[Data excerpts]
══════════════════════════════

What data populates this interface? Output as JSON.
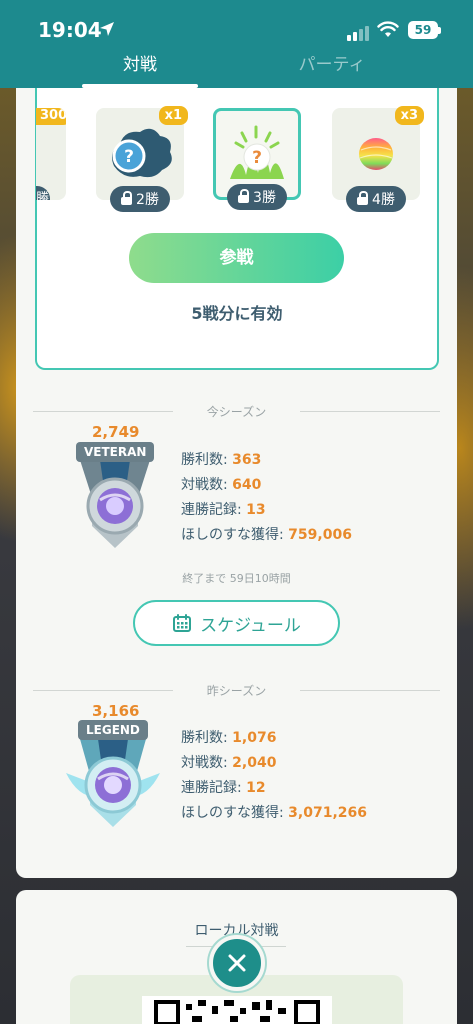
{
  "status_bar": {
    "time": "19:04",
    "battery": "59"
  },
  "tabs": [
    {
      "label": "対戦",
      "active": true
    },
    {
      "label": "パーティ",
      "active": false
    }
  ],
  "rewards": {
    "partial": {
      "badge": "300",
      "lock_label": "勝"
    },
    "items": [
      {
        "icon": "mystery-egg-icon",
        "badge": "x1",
        "lock_label": "2勝",
        "selected": false
      },
      {
        "icon": "mystery-grass-encounter-icon",
        "badge": "",
        "lock_label": "3勝",
        "selected": true
      },
      {
        "icon": "rainbow-berry-icon",
        "badge": "x3",
        "lock_label": "4勝",
        "selected": false
      }
    ],
    "join_label": "参戦",
    "valid_text": "5戦分に有効"
  },
  "current_season": {
    "header": "今シーズン",
    "rating": "2,749",
    "rank": "VETERAN",
    "stats": [
      {
        "label": "勝利数: ",
        "value": "363"
      },
      {
        "label": "対戦数: ",
        "value": "640"
      },
      {
        "label": "連勝記録: ",
        "value": "13"
      },
      {
        "label": "ほしのすな獲得: ",
        "value": "759,006"
      }
    ],
    "ends_text": "終了まで 59日10時間",
    "schedule_label": "スケジュール"
  },
  "previous_season": {
    "header": "昨シーズン",
    "rating": "3,166",
    "rank": "LEGEND",
    "stats": [
      {
        "label": "勝利数: ",
        "value": "1,076"
      },
      {
        "label": "対戦数: ",
        "value": "2,040"
      },
      {
        "label": "連勝記録: ",
        "value": "12"
      },
      {
        "label": "ほしのすな獲得: ",
        "value": "3,071,266"
      }
    ]
  },
  "local_battle": {
    "title": "ローカル対戦"
  },
  "colors": {
    "header": "#1d8a8e",
    "accent": "#44c7b3",
    "orange": "#e88a2c",
    "navy": "#3e5d6f"
  }
}
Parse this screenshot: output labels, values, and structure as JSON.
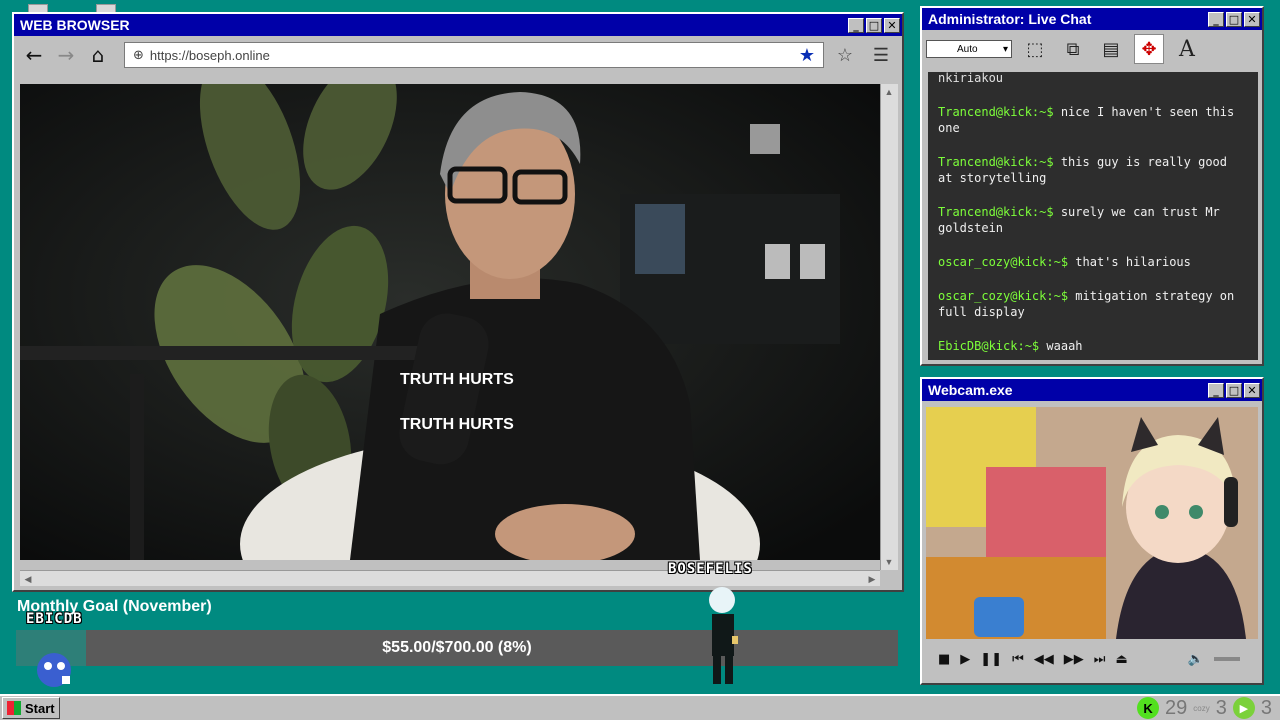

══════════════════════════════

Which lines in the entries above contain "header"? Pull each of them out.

RESPONSE |
    "header": "今シーズン",
    "header": "昨シーズン",
    "header": "#1d8a8e",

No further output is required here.